● **ABOUT THIS TASK**: Pictures excluded, copy every record that follows exactly as it appears.

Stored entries
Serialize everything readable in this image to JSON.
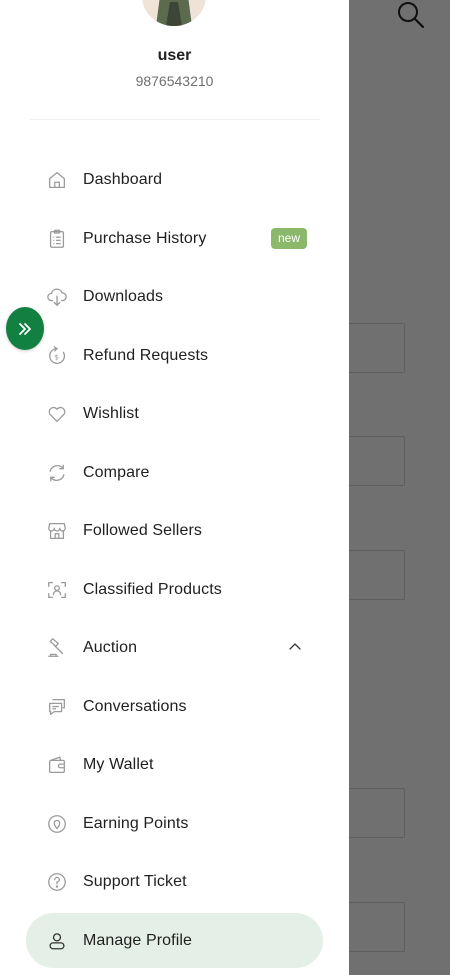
{
  "user": {
    "name": "user",
    "phone": "9876543210"
  },
  "menu": [
    {
      "label": "Dashboard",
      "icon": "home-icon"
    },
    {
      "label": "Purchase History",
      "icon": "clipboard-list-icon",
      "badge": "new"
    },
    {
      "label": "Downloads",
      "icon": "cloud-download-icon"
    },
    {
      "label": "Refund Requests",
      "icon": "refund-icon"
    },
    {
      "label": "Wishlist",
      "icon": "heart-icon"
    },
    {
      "label": "Compare",
      "icon": "refresh-icon"
    },
    {
      "label": "Followed Sellers",
      "icon": "store-icon"
    },
    {
      "label": "Classified Products",
      "icon": "scan-user-icon"
    },
    {
      "label": "Auction",
      "icon": "gavel-icon",
      "expanded": true
    },
    {
      "label": "Conversations",
      "icon": "chat-icon"
    },
    {
      "label": "My Wallet",
      "icon": "wallet-icon"
    },
    {
      "label": "Earning Points",
      "icon": "location-badge-icon"
    },
    {
      "label": "Support Ticket",
      "icon": "help-circle-icon"
    },
    {
      "label": "Manage Profile",
      "icon": "user-icon",
      "active": true
    }
  ],
  "colors": {
    "accent_green": "#128041",
    "badge_green": "#8bb86a",
    "active_bg": "#e4efe7"
  }
}
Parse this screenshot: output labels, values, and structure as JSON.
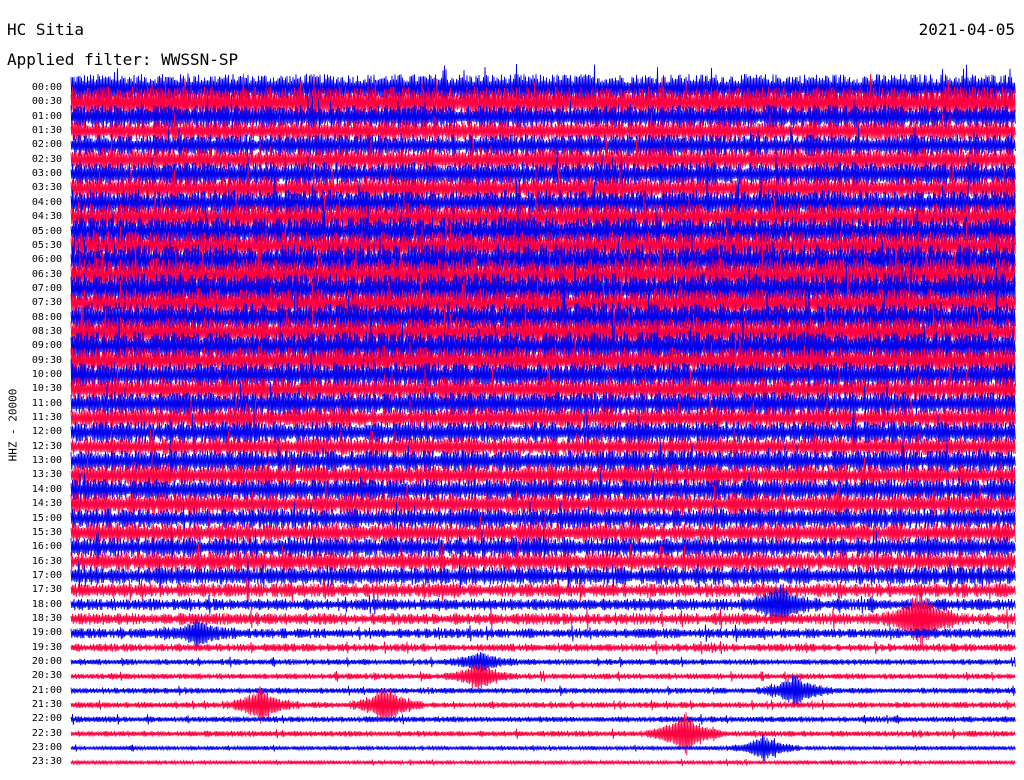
{
  "header": {
    "station": "HC Sitia",
    "date": "2021-04-05",
    "filter": "Applied filter: WWSSN-SP"
  },
  "chart_data": {
    "type": "line",
    "title": "HC Sitia",
    "date": "2021-04-05",
    "filter": "Applied filter: WWSSN-SP",
    "channel_label": "HHZ - 20000",
    "row_minutes": 30,
    "trace_colors": [
      "#0000ee",
      "#ff0040"
    ],
    "row_labels": [
      "00:00",
      "00:30",
      "01:00",
      "01:30",
      "02:00",
      "02:30",
      "03:00",
      "03:30",
      "04:00",
      "04:30",
      "05:00",
      "05:30",
      "06:00",
      "06:30",
      "07:00",
      "07:30",
      "08:00",
      "08:30",
      "09:00",
      "09:30",
      "10:00",
      "10:30",
      "11:00",
      "11:30",
      "12:00",
      "12:30",
      "13:00",
      "13:30",
      "14:00",
      "14:30",
      "15:00",
      "15:30",
      "16:00",
      "16:30",
      "17:00",
      "17:30",
      "18:00",
      "18:30",
      "19:00",
      "19:30",
      "20:00",
      "20:30",
      "21:00",
      "21:30",
      "22:00",
      "22:30",
      "23:00",
      "23:30"
    ],
    "noise_level": [
      14,
      16,
      12,
      11,
      11,
      12,
      12,
      12,
      13,
      14,
      15,
      15,
      16,
      17,
      16,
      15,
      15,
      15,
      15,
      14,
      13,
      12,
      12,
      11,
      11,
      10,
      11,
      11,
      11,
      11,
      10,
      10,
      10,
      10,
      9,
      7,
      6,
      6,
      5,
      4,
      3,
      3,
      3,
      3,
      3,
      3,
      2,
      2
    ],
    "events": [
      {
        "row": 36,
        "minute": 22.5,
        "amplitude": 18
      },
      {
        "row": 37,
        "minute": 27,
        "amplitude": 28
      },
      {
        "row": 38,
        "minute": 4,
        "amplitude": 12
      },
      {
        "row": 40,
        "minute": 13,
        "amplitude": 10
      },
      {
        "row": 41,
        "minute": 13,
        "amplitude": 14
      },
      {
        "row": 42,
        "minute": 23,
        "amplitude": 16
      },
      {
        "row": 43,
        "minute": 6,
        "amplitude": 18
      },
      {
        "row": 43,
        "minute": 10,
        "amplitude": 20
      },
      {
        "row": 45,
        "minute": 19.5,
        "amplitude": 25
      },
      {
        "row": 46,
        "minute": 22,
        "amplitude": 14
      }
    ]
  }
}
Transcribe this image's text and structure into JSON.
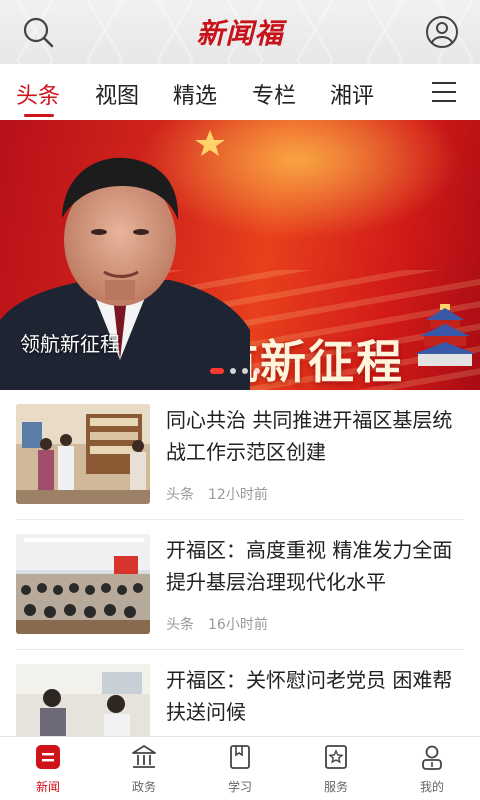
{
  "header": {
    "logo": "新闻福"
  },
  "tabs": [
    "头条",
    "视图",
    "精选",
    "专栏",
    "湘评"
  ],
  "banner": {
    "graphic_text": "领航新征程",
    "caption": "领航新征程",
    "dots": 4,
    "active_dot": 0
  },
  "news": [
    {
      "title": "同心共治 共同推进开福区基层统战工作示范区创建",
      "channel": "头条",
      "time": "12小时前"
    },
    {
      "title": "开福区：高度重视 精准发力全面提升基层治理现代化水平",
      "channel": "头条",
      "time": "16小时前"
    },
    {
      "title": "开福区：关怀慰问老党员 困难帮扶送问候",
      "channel": "",
      "time": ""
    }
  ],
  "bottom_nav": [
    {
      "label": "新闻",
      "icon": "news-icon",
      "active": true
    },
    {
      "label": "政务",
      "icon": "government-icon",
      "active": false
    },
    {
      "label": "学习",
      "icon": "study-icon",
      "active": false
    },
    {
      "label": "服务",
      "icon": "service-icon",
      "active": false
    },
    {
      "label": "我的",
      "icon": "profile-icon",
      "active": false
    }
  ],
  "colors": {
    "accent": "#d0121b",
    "banner": "#d5271c"
  }
}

● **SOLUTION FOR THIS PROBLEM**:
Serialize everything readable in this image to JSON.
{
  "user": {
    "name": "user",
    "phone": "9876543210"
  },
  "menu": [
    {
      "label": "Dashboard",
      "icon": "home-icon"
    },
    {
      "label": "Purchase History",
      "icon": "clipboard-list-icon",
      "badge": "new"
    },
    {
      "label": "Downloads",
      "icon": "cloud-download-icon"
    },
    {
      "label": "Refund Requests",
      "icon": "refund-icon"
    },
    {
      "label": "Wishlist",
      "icon": "heart-icon"
    },
    {
      "label": "Compare",
      "icon": "refresh-icon"
    },
    {
      "label": "Followed Sellers",
      "icon": "store-icon"
    },
    {
      "label": "Classified Products",
      "icon": "scan-user-icon"
    },
    {
      "label": "Auction",
      "icon": "gavel-icon",
      "expanded": true
    },
    {
      "label": "Conversations",
      "icon": "chat-icon"
    },
    {
      "label": "My Wallet",
      "icon": "wallet-icon"
    },
    {
      "label": "Earning Points",
      "icon": "location-badge-icon"
    },
    {
      "label": "Support Ticket",
      "icon": "help-circle-icon"
    },
    {
      "label": "Manage Profile",
      "icon": "user-icon",
      "active": true
    }
  ],
  "colors": {
    "accent_green": "#128041",
    "badge_green": "#8bb86a",
    "active_bg": "#e4efe7"
  }
}
Parse this screenshot: output labels, values, and structure as JSON.
{
  "header": {
    "station": "HC Sitia",
    "date": "2021-04-05",
    "filter": "Applied filter: WWSSN-SP"
  },
  "chart_data": {
    "type": "line",
    "title": "HC Sitia",
    "date": "2021-04-05",
    "filter": "Applied filter: WWSSN-SP",
    "channel_label": "HHZ - 20000",
    "row_minutes": 30,
    "trace_colors": [
      "#0000ee",
      "#ff0040"
    ],
    "row_labels": [
      "00:00",
      "00:30",
      "01:00",
      "01:30",
      "02:00",
      "02:30",
      "03:00",
      "03:30",
      "04:00",
      "04:30",
      "05:00",
      "05:30",
      "06:00",
      "06:30",
      "07:00",
      "07:30",
      "08:00",
      "08:30",
      "09:00",
      "09:30",
      "10:00",
      "10:30",
      "11:00",
      "11:30",
      "12:00",
      "12:30",
      "13:00",
      "13:30",
      "14:00",
      "14:30",
      "15:00",
      "15:30",
      "16:00",
      "16:30",
      "17:00",
      "17:30",
      "18:00",
      "18:30",
      "19:00",
      "19:30",
      "20:00",
      "20:30",
      "21:00",
      "21:30",
      "22:00",
      "22:30",
      "23:00",
      "23:30"
    ],
    "noise_level": [
      14,
      16,
      12,
      11,
      11,
      12,
      12,
      12,
      13,
      14,
      15,
      15,
      16,
      17,
      16,
      15,
      15,
      15,
      15,
      14,
      13,
      12,
      12,
      11,
      11,
      10,
      11,
      11,
      11,
      11,
      10,
      10,
      10,
      10,
      9,
      7,
      6,
      6,
      5,
      4,
      3,
      3,
      3,
      3,
      3,
      3,
      2,
      2
    ],
    "events": [
      {
        "row": 36,
        "minute": 22.5,
        "amplitude": 18
      },
      {
        "row": 37,
        "minute": 27,
        "amplitude": 28
      },
      {
        "row": 38,
        "minute": 4,
        "amplitude": 12
      },
      {
        "row": 40,
        "minute": 13,
        "amplitude": 10
      },
      {
        "row": 41,
        "minute": 13,
        "amplitude": 14
      },
      {
        "row": 42,
        "minute": 23,
        "amplitude": 16
      },
      {
        "row": 43,
        "minute": 6,
        "amplitude": 18
      },
      {
        "row": 43,
        "minute": 10,
        "amplitude": 20
      },
      {
        "row": 45,
        "minute": 19.5,
        "amplitude": 25
      },
      {
        "row": 46,
        "minute": 22,
        "amplitude": 14
      }
    ]
  }
}
Transcribe this image's text and structure into JSON.
{
  "header": {
    "logo": "新闻福"
  },
  "tabs": [
    "头条",
    "视图",
    "精选",
    "专栏",
    "湘评"
  ],
  "banner": {
    "graphic_text": "领航新征程",
    "caption": "领航新征程",
    "dots": 4,
    "active_dot": 0
  },
  "news": [
    {
      "title": "同心共治 共同推进开福区基层统战工作示范区创建",
      "channel": "头条",
      "time": "12小时前"
    },
    {
      "title": "开福区：高度重视 精准发力全面提升基层治理现代化水平",
      "channel": "头条",
      "time": "16小时前"
    },
    {
      "title": "开福区：关怀慰问老党员 困难帮扶送问候",
      "channel": "",
      "time": ""
    }
  ],
  "bottom_nav": [
    {
      "label": "新闻",
      "icon": "news-icon",
      "active": true
    },
    {
      "label": "政务",
      "icon": "government-icon",
      "active": false
    },
    {
      "label": "学习",
      "icon": "study-icon",
      "active": false
    },
    {
      "label": "服务",
      "icon": "service-icon",
      "active": false
    },
    {
      "label": "我的",
      "icon": "profile-icon",
      "active": false
    }
  ],
  "colors": {
    "accent": "#d0121b",
    "banner": "#d5271c"
  }
}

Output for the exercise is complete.